• **SUPPLIED RECORDS**
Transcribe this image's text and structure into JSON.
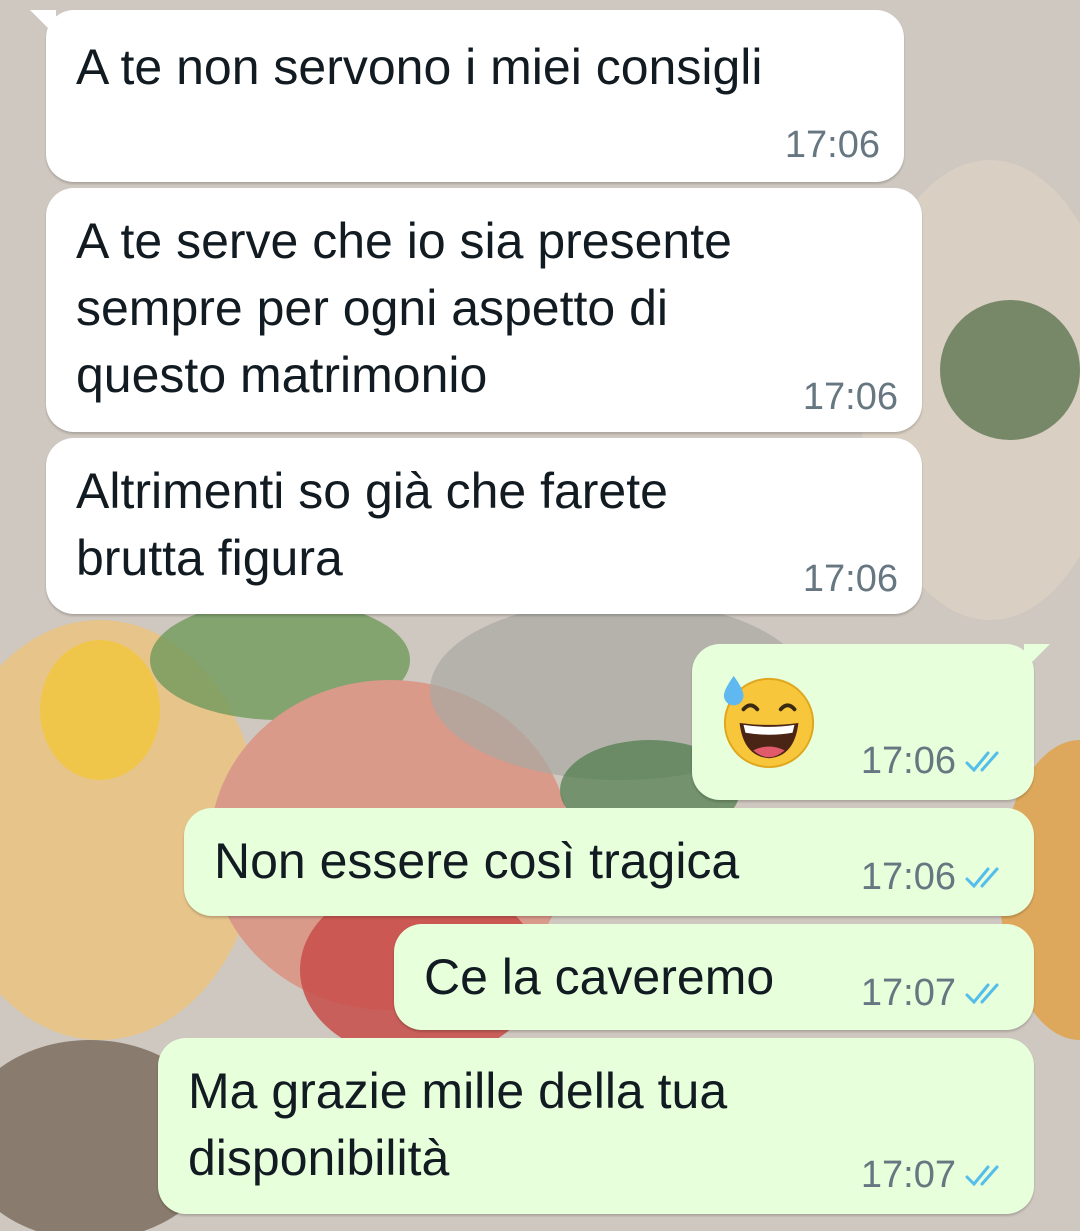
{
  "chat": {
    "messages": [
      {
        "direction": "incoming",
        "lines": [
          "A te non servono i miei consigli"
        ],
        "time": "17:06"
      },
      {
        "direction": "incoming",
        "lines": [
          "A te serve che io sia presente",
          "sempre per ogni aspetto di",
          "questo matrimonio"
        ],
        "time": "17:06"
      },
      {
        "direction": "incoming",
        "lines": [
          "Altrimenti so già che farete",
          "brutta figura"
        ],
        "time": "17:06"
      },
      {
        "direction": "outgoing",
        "emoji": "grinning-face-with-sweat",
        "time": "17:06",
        "status": "read"
      },
      {
        "direction": "outgoing",
        "lines": [
          "Non essere così tragica"
        ],
        "time": "17:06",
        "status": "read"
      },
      {
        "direction": "outgoing",
        "lines": [
          "Ce la caveremo"
        ],
        "time": "17:07",
        "status": "read"
      },
      {
        "direction": "outgoing",
        "lines": [
          "Ma grazie mille della tua",
          "disponibilità"
        ],
        "time": "17:07",
        "status": "read"
      }
    ]
  },
  "colors": {
    "incoming_bubble": "#ffffff",
    "outgoing_bubble": "#e7ffdb",
    "timestamp": "#667781",
    "read_ticks": "#53bdeb"
  }
}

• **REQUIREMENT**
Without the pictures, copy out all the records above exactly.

• **SOLUTION**
Transcribe this image's text and structure into JSON.
{
  "chat": {
    "messages": [
      {
        "direction": "incoming",
        "lines": [
          "A te non servono i miei consigli"
        ],
        "time": "17:06"
      },
      {
        "direction": "incoming",
        "lines": [
          "A te serve che io sia presente",
          "sempre per ogni aspetto di",
          "questo matrimonio"
        ],
        "time": "17:06"
      },
      {
        "direction": "incoming",
        "lines": [
          "Altrimenti so già che farete",
          "brutta figura"
        ],
        "time": "17:06"
      },
      {
        "direction": "outgoing",
        "emoji": "grinning-face-with-sweat",
        "time": "17:06",
        "status": "read"
      },
      {
        "direction": "outgoing",
        "lines": [
          "Non essere così tragica"
        ],
        "time": "17:06",
        "status": "read"
      },
      {
        "direction": "outgoing",
        "lines": [
          "Ce la caveremo"
        ],
        "time": "17:07",
        "status": "read"
      },
      {
        "direction": "outgoing",
        "lines": [
          "Ma grazie mille della tua",
          "disponibilità"
        ],
        "time": "17:07",
        "status": "read"
      }
    ]
  },
  "colors": {
    "incoming_bubble": "#ffffff",
    "outgoing_bubble": "#e7ffdb",
    "timestamp": "#667781",
    "read_ticks": "#53bdeb"
  }
}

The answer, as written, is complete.